Sofar Sounds

US Wealth Napolitano |

By: Tom Schulte

I have always considered myself somewhat of an old soul. More often than not I prefer a quiet, smaller get-together at a friend’s house as opposed to a night out on the town. Rounds of Setback (Pitch, High-Low-Jack) with the Celtics game on in the background over sitting in the TD Garden’s nosebleed sections. However, more than anything, I despise large concerts & festivals. Far too many times I have found myself out hundreds of dollars to witness performers underperform within venues that better-resemble modern day warzones. Sound quality and acoustics are always the production crew’s afterthought and as a result, I find that the overall experience tarnishes my appreciation for the artists’ work. Nonetheless, when I was offered a concert ticket last weekend for a Sofar Sound show, I begrudgingly accepted with no prior knowledge of what I was in for.

To my surprise, Sofar Sounds was not a mildly well-named band, but instead a platform for smaller groups to organize concerts in more intimate settings. The venues range from quaint retail shops and cafes to unused beer halls and corporate office space—essentially, wherever local business owners allow. In order to keep attendee numbers under 100 per show, you must apply for concert dates in the neighborhoods of your choice. The kicker however, is that they keep the artists and exact address of the venue a secret until hours before the actual show. At first, this secrecy irked me a bit, but I learned quickly that half the fun of these concerts are the uniqueness of their venues. And while you are left in the dark in regards to the address, you know the general neighborhood, which allows for the logistical planning of a pre-show drink.

Our tickets had brought us to the SoWa neighborhood of Boston (South of Washington area in the South End), more specifically, to a women’s clothing store named Ash & Rose. Within a mixed-use building primarily consisting of art studios, Ash & Rose offers the beloved interior exposed brick aesthetics that are synonymous with the South End, along with large northerly-facing windows looking out towards the city. Complete with a makeshift stage and minor lighting equipment, the nearly 100 of us concert-goers found room to spread out, facing the stage. While the organizers of Sofar Sound events do offer a liberal BYOB-policy, they are extremely strict on their no cell phone use rule as well as unnecessary exit policy. These rigid rules are all in place to try and protect the intimacy and sound quality of the show, for which is the purpose of such events—I believe most everyone is appreciative of this.

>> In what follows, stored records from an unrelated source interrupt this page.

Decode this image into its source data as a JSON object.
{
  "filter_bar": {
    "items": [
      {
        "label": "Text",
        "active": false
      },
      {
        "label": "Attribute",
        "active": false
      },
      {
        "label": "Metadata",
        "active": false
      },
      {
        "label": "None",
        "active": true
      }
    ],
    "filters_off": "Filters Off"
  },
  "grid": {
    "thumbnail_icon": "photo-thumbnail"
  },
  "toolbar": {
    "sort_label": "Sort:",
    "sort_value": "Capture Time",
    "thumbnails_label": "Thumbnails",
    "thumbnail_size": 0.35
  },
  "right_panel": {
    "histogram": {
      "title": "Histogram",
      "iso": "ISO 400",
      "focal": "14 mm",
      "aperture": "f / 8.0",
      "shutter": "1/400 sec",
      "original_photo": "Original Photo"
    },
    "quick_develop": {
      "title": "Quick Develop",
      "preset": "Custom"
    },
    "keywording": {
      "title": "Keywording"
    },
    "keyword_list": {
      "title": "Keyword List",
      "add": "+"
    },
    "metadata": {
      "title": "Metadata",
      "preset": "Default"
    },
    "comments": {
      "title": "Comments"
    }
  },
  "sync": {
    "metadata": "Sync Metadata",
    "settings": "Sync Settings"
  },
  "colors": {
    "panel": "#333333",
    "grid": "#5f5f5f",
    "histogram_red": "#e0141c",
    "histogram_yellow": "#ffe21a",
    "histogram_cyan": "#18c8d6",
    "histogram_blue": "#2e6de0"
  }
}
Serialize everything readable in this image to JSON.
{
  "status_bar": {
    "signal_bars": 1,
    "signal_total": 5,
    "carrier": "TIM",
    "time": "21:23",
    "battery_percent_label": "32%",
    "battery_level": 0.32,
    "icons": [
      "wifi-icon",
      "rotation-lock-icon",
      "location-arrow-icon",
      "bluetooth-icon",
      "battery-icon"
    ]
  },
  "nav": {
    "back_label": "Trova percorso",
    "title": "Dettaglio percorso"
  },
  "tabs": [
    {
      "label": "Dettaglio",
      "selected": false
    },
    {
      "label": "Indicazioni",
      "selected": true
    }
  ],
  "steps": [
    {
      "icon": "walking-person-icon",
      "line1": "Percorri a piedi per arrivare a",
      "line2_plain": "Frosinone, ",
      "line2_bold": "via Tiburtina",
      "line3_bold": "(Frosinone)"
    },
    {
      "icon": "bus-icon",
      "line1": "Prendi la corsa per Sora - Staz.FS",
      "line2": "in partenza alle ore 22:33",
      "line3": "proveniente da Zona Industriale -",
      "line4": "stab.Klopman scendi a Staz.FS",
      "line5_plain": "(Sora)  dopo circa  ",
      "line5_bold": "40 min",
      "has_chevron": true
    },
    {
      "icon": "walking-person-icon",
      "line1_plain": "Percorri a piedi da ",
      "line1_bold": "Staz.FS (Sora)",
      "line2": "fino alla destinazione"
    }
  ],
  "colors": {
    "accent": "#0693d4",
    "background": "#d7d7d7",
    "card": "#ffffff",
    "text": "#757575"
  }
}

Over the course of the three hour show, four extremely talented duos and trios played four to five songs each. From rock to rap covers and everything in between, seemingly all types of music were touched upon. Looking back on it, I cannot remember leaving a concert feeling so satisfied. The sound was crisp and clear, the venue was unlike any I had experienced before, and our peers were incredibly respectful and polite. Currently I am on the waiting list for shows in Back Bay and the North End for this spring—the vague and secret acceptance email cannot come soon enough!